Provided records:
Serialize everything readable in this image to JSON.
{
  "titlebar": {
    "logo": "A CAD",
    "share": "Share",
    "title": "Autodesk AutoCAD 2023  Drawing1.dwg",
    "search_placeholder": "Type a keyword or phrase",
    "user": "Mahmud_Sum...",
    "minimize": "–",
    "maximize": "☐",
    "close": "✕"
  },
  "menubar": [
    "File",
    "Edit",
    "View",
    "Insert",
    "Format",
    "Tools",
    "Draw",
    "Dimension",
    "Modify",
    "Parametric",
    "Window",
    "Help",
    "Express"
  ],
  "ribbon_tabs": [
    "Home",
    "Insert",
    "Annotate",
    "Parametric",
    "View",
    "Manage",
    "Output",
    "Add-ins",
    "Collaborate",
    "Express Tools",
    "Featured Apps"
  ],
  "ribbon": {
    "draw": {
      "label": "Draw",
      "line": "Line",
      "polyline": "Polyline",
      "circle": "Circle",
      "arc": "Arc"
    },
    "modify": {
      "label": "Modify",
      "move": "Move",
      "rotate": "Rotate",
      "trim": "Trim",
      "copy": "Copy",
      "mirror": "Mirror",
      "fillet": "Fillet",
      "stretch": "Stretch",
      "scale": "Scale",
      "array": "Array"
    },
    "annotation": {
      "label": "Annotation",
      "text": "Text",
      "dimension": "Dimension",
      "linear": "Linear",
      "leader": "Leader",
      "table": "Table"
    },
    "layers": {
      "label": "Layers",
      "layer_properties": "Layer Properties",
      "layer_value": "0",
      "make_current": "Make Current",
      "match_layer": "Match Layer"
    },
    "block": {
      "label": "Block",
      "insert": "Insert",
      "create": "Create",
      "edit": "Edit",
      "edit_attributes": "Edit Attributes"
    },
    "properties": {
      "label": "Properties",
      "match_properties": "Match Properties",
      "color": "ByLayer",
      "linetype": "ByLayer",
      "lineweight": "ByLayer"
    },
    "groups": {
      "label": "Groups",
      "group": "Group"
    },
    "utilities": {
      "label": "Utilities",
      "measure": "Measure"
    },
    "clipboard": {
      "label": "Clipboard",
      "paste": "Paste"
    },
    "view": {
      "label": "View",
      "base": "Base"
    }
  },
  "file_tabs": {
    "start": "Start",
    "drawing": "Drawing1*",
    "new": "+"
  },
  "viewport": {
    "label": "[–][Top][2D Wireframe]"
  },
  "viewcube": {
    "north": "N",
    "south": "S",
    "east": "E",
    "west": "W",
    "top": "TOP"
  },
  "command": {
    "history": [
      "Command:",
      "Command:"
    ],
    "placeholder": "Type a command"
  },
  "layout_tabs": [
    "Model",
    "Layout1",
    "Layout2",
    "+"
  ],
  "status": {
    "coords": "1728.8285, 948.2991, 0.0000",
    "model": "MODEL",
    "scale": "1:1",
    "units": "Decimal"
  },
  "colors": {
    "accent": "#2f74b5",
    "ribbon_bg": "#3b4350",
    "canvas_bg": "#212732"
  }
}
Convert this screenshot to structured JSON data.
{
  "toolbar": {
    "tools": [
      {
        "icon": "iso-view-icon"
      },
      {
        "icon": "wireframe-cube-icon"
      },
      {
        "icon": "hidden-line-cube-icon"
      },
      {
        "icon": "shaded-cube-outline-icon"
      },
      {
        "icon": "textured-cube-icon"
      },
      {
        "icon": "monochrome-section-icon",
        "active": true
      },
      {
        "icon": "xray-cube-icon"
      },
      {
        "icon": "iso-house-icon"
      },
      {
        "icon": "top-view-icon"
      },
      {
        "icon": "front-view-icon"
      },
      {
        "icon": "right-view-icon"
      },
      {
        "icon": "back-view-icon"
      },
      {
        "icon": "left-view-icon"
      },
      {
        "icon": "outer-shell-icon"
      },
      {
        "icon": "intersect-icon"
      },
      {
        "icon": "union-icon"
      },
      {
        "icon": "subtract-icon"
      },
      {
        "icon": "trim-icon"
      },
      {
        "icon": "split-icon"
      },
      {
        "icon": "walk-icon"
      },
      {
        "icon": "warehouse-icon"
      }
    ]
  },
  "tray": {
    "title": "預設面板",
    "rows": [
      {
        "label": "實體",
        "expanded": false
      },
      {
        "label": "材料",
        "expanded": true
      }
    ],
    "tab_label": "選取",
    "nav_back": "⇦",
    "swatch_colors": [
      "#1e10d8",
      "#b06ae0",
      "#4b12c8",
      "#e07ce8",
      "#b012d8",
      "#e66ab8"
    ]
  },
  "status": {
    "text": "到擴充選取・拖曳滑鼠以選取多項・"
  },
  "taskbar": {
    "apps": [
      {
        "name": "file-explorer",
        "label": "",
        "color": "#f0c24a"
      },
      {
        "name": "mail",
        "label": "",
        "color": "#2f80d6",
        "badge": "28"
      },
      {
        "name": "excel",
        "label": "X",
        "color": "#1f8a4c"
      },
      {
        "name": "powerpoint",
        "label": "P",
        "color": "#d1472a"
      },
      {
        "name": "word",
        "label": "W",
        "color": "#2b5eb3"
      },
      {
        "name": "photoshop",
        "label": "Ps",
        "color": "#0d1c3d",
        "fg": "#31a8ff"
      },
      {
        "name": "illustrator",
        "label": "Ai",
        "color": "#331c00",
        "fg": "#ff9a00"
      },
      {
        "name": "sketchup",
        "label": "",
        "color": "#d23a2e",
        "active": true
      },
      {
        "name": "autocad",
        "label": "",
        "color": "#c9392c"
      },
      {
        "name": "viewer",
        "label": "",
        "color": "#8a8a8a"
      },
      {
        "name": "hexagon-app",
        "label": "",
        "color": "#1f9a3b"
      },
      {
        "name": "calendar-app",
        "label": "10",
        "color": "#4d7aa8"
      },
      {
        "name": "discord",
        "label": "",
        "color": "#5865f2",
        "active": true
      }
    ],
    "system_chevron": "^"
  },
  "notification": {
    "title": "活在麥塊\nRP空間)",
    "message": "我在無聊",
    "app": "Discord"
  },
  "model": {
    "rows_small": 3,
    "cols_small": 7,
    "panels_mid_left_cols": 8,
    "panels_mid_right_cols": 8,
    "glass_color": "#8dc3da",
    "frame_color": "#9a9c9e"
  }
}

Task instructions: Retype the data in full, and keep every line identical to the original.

Solution below:
Serialize everything readable in this image to JSON.
{
  "titlebar": {
    "logo": "A CAD",
    "share": "Share",
    "title": "Autodesk AutoCAD 2023  Drawing1.dwg",
    "search_placeholder": "Type a keyword or phrase",
    "user": "Mahmud_Sum...",
    "minimize": "–",
    "maximize": "☐",
    "close": "✕"
  },
  "menubar": [
    "File",
    "Edit",
    "View",
    "Insert",
    "Format",
    "Tools",
    "Draw",
    "Dimension",
    "Modify",
    "Parametric",
    "Window",
    "Help",
    "Express"
  ],
  "ribbon_tabs": [
    "Home",
    "Insert",
    "Annotate",
    "Parametric",
    "View",
    "Manage",
    "Output",
    "Add-ins",
    "Collaborate",
    "Express Tools",
    "Featured Apps"
  ],
  "ribbon": {
    "draw": {
      "label": "Draw",
      "line": "Line",
      "polyline": "Polyline",
      "circle": "Circle",
      "arc": "Arc"
    },
    "modify": {
      "label": "Modify",
      "move": "Move",
      "rotate": "Rotate",
      "trim": "Trim",
      "copy": "Copy",
      "mirror": "Mirror",
      "fillet": "Fillet",
      "stretch": "Stretch",
      "scale": "Scale",
      "array": "Array"
    },
    "annotation": {
      "label": "Annotation",
      "text": "Text",
      "dimension": "Dimension",
      "linear": "Linear",
      "leader": "Leader",
      "table": "Table"
    },
    "layers": {
      "label": "Layers",
      "layer_properties": "Layer Properties",
      "layer_value": "0",
      "make_current": "Make Current",
      "match_layer": "Match Layer"
    },
    "block": {
      "label": "Block",
      "insert": "Insert",
      "create": "Create",
      "edit": "Edit",
      "edit_attributes": "Edit Attributes"
    },
    "properties": {
      "label": "Properties",
      "match_properties": "Match Properties",
      "color": "ByLayer",
      "linetype": "ByLayer",
      "lineweight": "ByLayer"
    },
    "groups": {
      "label": "Groups",
      "group": "Group"
    },
    "utilities": {
      "label": "Utilities",
      "measure": "Measure"
    },
    "clipboard": {
      "label": "Clipboard",
      "paste": "Paste"
    },
    "view": {
      "label": "View",
      "base": "Base"
    }
  },
  "file_tabs": {
    "start": "Start",
    "drawing": "Drawing1*",
    "new": "+"
  },
  "viewport": {
    "label": "[–][Top][2D Wireframe]"
  },
  "viewcube": {
    "north": "N",
    "south": "S",
    "east": "E",
    "west": "W",
    "top": "TOP"
  },
  "command": {
    "history": [
      "Command:",
      "Command:"
    ],
    "placeholder": "Type a command"
  },
  "layout_tabs": [
    "Model",
    "Layout1",
    "Layout2",
    "+"
  ],
  "status": {
    "coords": "1728.8285, 948.2991, 0.0000",
    "model": "MODEL",
    "scale": "1:1",
    "units": "Decimal"
  },
  "colors": {
    "accent": "#2f74b5",
    "ribbon_bg": "#3b4350",
    "canvas_bg": "#212732"
  }
}
Convert this screenshot to structured JSON data.
{
  "toolbar": {
    "tools": [
      {
        "icon": "iso-view-icon"
      },
      {
        "icon": "wireframe-cube-icon"
      },
      {
        "icon": "hidden-line-cube-icon"
      },
      {
        "icon": "shaded-cube-outline-icon"
      },
      {
        "icon": "textured-cube-icon"
      },
      {
        "icon": "monochrome-section-icon",
        "active": true
      },
      {
        "icon": "xray-cube-icon"
      },
      {
        "icon": "iso-house-icon"
      },
      {
        "icon": "top-view-icon"
      },
      {
        "icon": "front-view-icon"
      },
      {
        "icon": "right-view-icon"
      },
      {
        "icon": "back-view-icon"
      },
      {
        "icon": "left-view-icon"
      },
      {
        "icon": "outer-shell-icon"
      },
      {
        "icon": "intersect-icon"
      },
      {
        "icon": "union-icon"
      },
      {
        "icon": "subtract-icon"
      },
      {
        "icon": "trim-icon"
      },
      {
        "icon": "split-icon"
      },
      {
        "icon": "walk-icon"
      },
      {
        "icon": "warehouse-icon"
      }
    ]
  },
  "tray": {
    "title": "預設面板",
    "rows": [
      {
        "label": "實體",
        "expanded": false
      },
      {
        "label": "材料",
        "expanded": true
      }
    ],
    "tab_label": "選取",
    "nav_back": "⇦",
    "swatch_colors": [
      "#1e10d8",
      "#b06ae0",
      "#4b12c8",
      "#e07ce8",
      "#b012d8",
      "#e66ab8"
    ]
  },
  "status": {
    "text": "到擴充選取・拖曳滑鼠以選取多項・"
  },
  "taskbar": {
    "apps": [
      {
        "name": "file-explorer",
        "label": "",
        "color": "#f0c24a"
      },
      {
        "name": "mail",
        "label": "",
        "color": "#2f80d6",
        "badge": "28"
      },
      {
        "name": "excel",
        "label": "X",
        "color": "#1f8a4c"
      },
      {
        "name": "powerpoint",
        "label": "P",
        "color": "#d1472a"
      },
      {
        "name": "word",
        "label": "W",
        "color": "#2b5eb3"
      },
      {
        "name": "photoshop",
        "label": "Ps",
        "color": "#0d1c3d",
        "fg": "#31a8ff"
      },
      {
        "name": "illustrator",
        "label": "Ai",
        "color": "#331c00",
        "fg": "#ff9a00"
      },
      {
        "name": "sketchup",
        "label": "",
        "color": "#d23a2e",
        "active": true
      },
      {
        "name": "autocad",
        "label": "",
        "color": "#c9392c"
      },
      {
        "name": "viewer",
        "label": "",
        "color": "#8a8a8a"
      },
      {
        "name": "hexagon-app",
        "label": "",
        "color": "#1f9a3b"
      },
      {
        "name": "calendar-app",
        "label": "10",
        "color": "#4d7aa8"
      },
      {
        "name": "discord",
        "label": "",
        "color": "#5865f2",
        "active": true
      }
    ],
    "system_chevron": "^"
  },
  "notification": {
    "title": "活在麥塊\nRP空間)",
    "message": "我在無聊",
    "app": "Discord"
  },
  "model": {
    "rows_small": 3,
    "cols_small": 7,
    "panels_mid_left_cols": 8,
    "panels_mid_right_cols": 8,
    "glass_color": "#8dc3da",
    "frame_color": "#9a9c9e"
  }
}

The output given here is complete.